    • Did anyone check the door? Not according to DPS Director Steve McCraw yesterday: "We've gone back and checked -- did anybody touch the door? . . . How about trying the door and see if it was unlocked? Okay? You know, what we used to call a 'clue.' Why not? And of course, no one had."

    • There were officers from eight different agencies in the hallway waiting for an hour. 
    • Three minutes. 

    • McCraw also testified to this yesterday:

    • And McCraw threw Chief Pete Arredondo even further under the bus: “The on-scene commander chose to put the lives of officers before the lives of children. The officers had weapons, the children had none.” Holy cow. That's as harsh as I've ever heard one police officer speak of another. 

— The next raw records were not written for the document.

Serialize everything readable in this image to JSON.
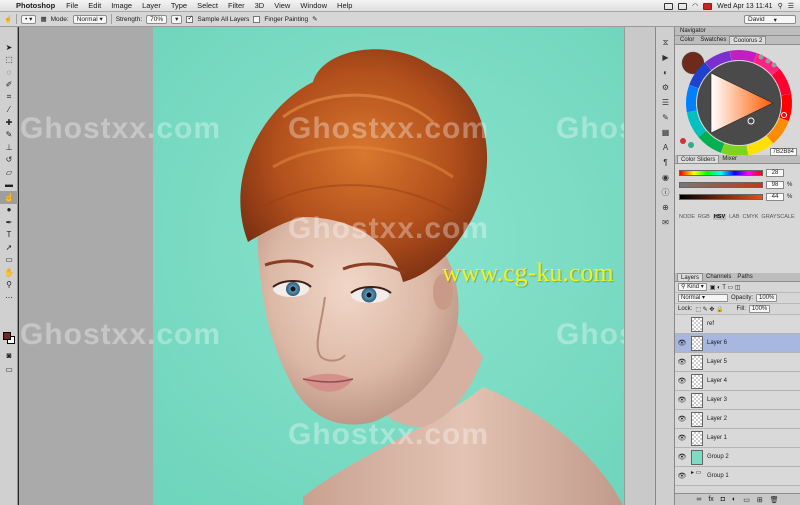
{
  "menubar": {
    "app_name": "Photoshop",
    "items": [
      "File",
      "Edit",
      "Image",
      "Layer",
      "Type",
      "Select",
      "Filter",
      "3D",
      "View",
      "Window",
      "Help"
    ],
    "clock": "Wed Apr 13  11:41"
  },
  "options_bar": {
    "mode_label": "Mode:",
    "mode_value": "Normal",
    "strength_label": "Strength:",
    "strength_value": "70%",
    "sample_all_layers": "Sample All Layers",
    "finger_painting": "Finger Painting",
    "workspace": "David"
  },
  "colours_panel": {
    "tabs": [
      "Color",
      "Swatches",
      "Coolorus 2"
    ],
    "hex": "7B2B84",
    "foreground_color": "#6e2a1b"
  },
  "navigator_tab": "Navigator",
  "sliders_panel": {
    "tabs": [
      "Color Sliders",
      "Mixer"
    ],
    "rows": [
      {
        "value": "28",
        "unit": "",
        "color": "#f00"
      },
      {
        "value": "98",
        "unit": "%",
        "color": "#6e2a1b"
      },
      {
        "value": "44",
        "unit": "%",
        "color": "#6e2a1b"
      }
    ],
    "modes": [
      "NODE",
      "RGB",
      "HSV",
      "LAB",
      "CMYK",
      "GRAYSCALE"
    ],
    "selected_mode": "HSV"
  },
  "layers_panel": {
    "tabs": [
      "Layers",
      "Channels",
      "Paths"
    ],
    "kind": "Kind",
    "blend_mode": "Normal",
    "opacity_label": "Opacity:",
    "opacity": "100%",
    "lock_label": "Lock:",
    "fill_label": "Fill:",
    "fill": "100%",
    "layers": [
      {
        "name": "ref",
        "selected": false,
        "visible": false,
        "thumb": "checker"
      },
      {
        "name": "Layer 6",
        "selected": true,
        "visible": true,
        "thumb": "checker"
      },
      {
        "name": "Layer 5",
        "selected": false,
        "visible": true,
        "thumb": "checker"
      },
      {
        "name": "Layer 4",
        "selected": false,
        "visible": true,
        "thumb": "checker"
      },
      {
        "name": "Layer 3",
        "selected": false,
        "visible": true,
        "thumb": "checker"
      },
      {
        "name": "Layer 2",
        "selected": false,
        "visible": true,
        "thumb": "checker"
      },
      {
        "name": "Layer 1",
        "selected": false,
        "visible": true,
        "thumb": "checker"
      },
      {
        "name": "Group 2",
        "selected": false,
        "visible": true,
        "thumb": "art"
      },
      {
        "name": "Group 1",
        "selected": false,
        "visible": true,
        "thumb": "folder"
      }
    ]
  },
  "watermarks": {
    "ghost": "Ghostxx.com",
    "site": "www.cg-ku.com"
  }
}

    • McCraw released the transcript of Arredondo's phone calls to dispatch.

    • Firing back, the mayor of Uvalde called McCraw a liar last night at a city council meeting. I was halfway expecting him to call him the $300,000 Man.

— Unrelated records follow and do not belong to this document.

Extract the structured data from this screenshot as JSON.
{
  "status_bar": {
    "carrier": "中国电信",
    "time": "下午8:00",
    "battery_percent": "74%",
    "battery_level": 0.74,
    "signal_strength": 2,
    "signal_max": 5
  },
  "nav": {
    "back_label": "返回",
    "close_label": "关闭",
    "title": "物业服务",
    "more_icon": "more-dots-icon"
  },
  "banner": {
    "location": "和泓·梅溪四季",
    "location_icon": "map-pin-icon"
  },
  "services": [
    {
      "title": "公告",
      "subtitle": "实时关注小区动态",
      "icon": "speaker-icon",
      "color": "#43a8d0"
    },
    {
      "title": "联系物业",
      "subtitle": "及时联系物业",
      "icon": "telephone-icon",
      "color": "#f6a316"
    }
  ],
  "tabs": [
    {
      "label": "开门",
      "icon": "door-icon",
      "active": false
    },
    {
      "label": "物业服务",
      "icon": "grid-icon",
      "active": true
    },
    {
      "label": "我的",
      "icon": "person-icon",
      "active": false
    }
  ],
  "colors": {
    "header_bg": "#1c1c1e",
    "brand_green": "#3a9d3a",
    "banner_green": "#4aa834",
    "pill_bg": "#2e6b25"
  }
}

      • He's got a good point. How many troopers and Texas Rangers were on the scene?
      • Here's more from the mayor as he scorched DPS last night. 
    • We got a pretty good diagram from DPS of the layout of the school and the shooter's movements (in red.)

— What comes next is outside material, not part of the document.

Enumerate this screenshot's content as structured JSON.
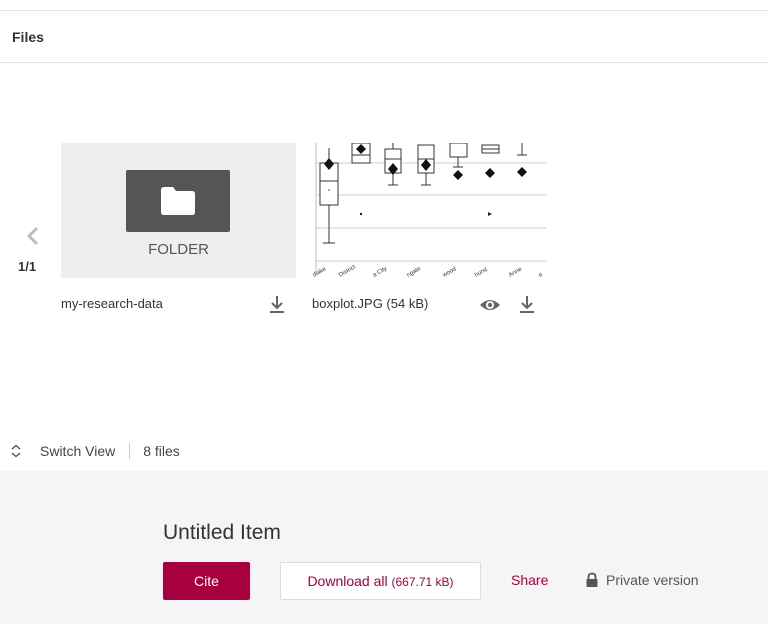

    • Recall that it was just 28 days ago Gov. Greg Abbott told us officers displayed "amazing courage by running toward gunfire." 
  • The January 6th Hearing yesterday was shocking. 
    • We heard from three honorable men who stood up to Trump's plan to overturn the election in Arizona and Georgia.  These are what normal Republicans look like. Good and decent men.  And the harassment and threats that they were subjected to by mobs inspired by Trump's lies was sickening. 

    • If you do anything, please watch the testimony of Rusty Bowers, the Speaker of the House in Arizona.  (I've got it cued up for you.) He was almost in tears as he described how the President of the United States directly tried to get him to lie.   This info was all new. And There's a reason Fox News is ignoring it. 

    • It is becoming increasingly clear that in a normal country, at the very least, Trump, Rudy Giuliana, Jenna Ellis and John Eastman would be in jail.  Ninety-five percent of the people I have personally represented in my career who had been indicted by a Wise County Grand Jury have done far less than them.

    • The fake electors scheme is jaw-dropping.  
      • And we got a new tidbit yesterday when we learned a legislative aide of Rep. Rob Johnson (R-Wisconsin) texted VP Pence's legislative director on the morning of January 6th in order to arrange for Johnson to personally hand Pence a fake elector document. "Do not give that to him," was the response. 

      • After the hearing, watch Rep. Johnson flat out lie about not knowing anything about it.  Video. “We got handed an envelope that was supposed to go to the Vice President. I don't know." But he says he didn't know who delivered it, didn't know what was in it, but still his staff tried to arrange where he could hand it to Pence. It's gold. 

    • I got more of a feeling of Trump having a private army of 1930s brownshirts and stormtroopers after listening to what this woman was subjected to. A plain little Georgia election worker -- a private citizen --  trying to do her job during a pandemic.  Destroyed due to Trump propaganda. 

    • Seems appropriate.

  • The Supreme Court tore down the wall between church and state yesterday when it approved taxpayer funded vouchers going into the pockets of private church schools. Justice Sotomayer's last paragraph of her dissent: 

  • There's an 80 story high rise probably going into downtown Dallas. It will be the city's tallest building ever. 

  • That's was a weird way to introduce your press release:

  • The Messenger has a good story today about the Wise County Sheriff's Office investigation into the murder of a Chico man.  They may or may not have arrested the right guy, but they relied heavily on a "presumptive blood test" which I can tell you is more often wrong than right. And there is a weird trend of the Sheriff's office running off to Montague County to have a district judge up there sign arrest warrants or search warrants instead of going to a Wise County judge. They did that in in the botched Lauren Whitener murder case, too. Why?
  • Messenger: Above the Fold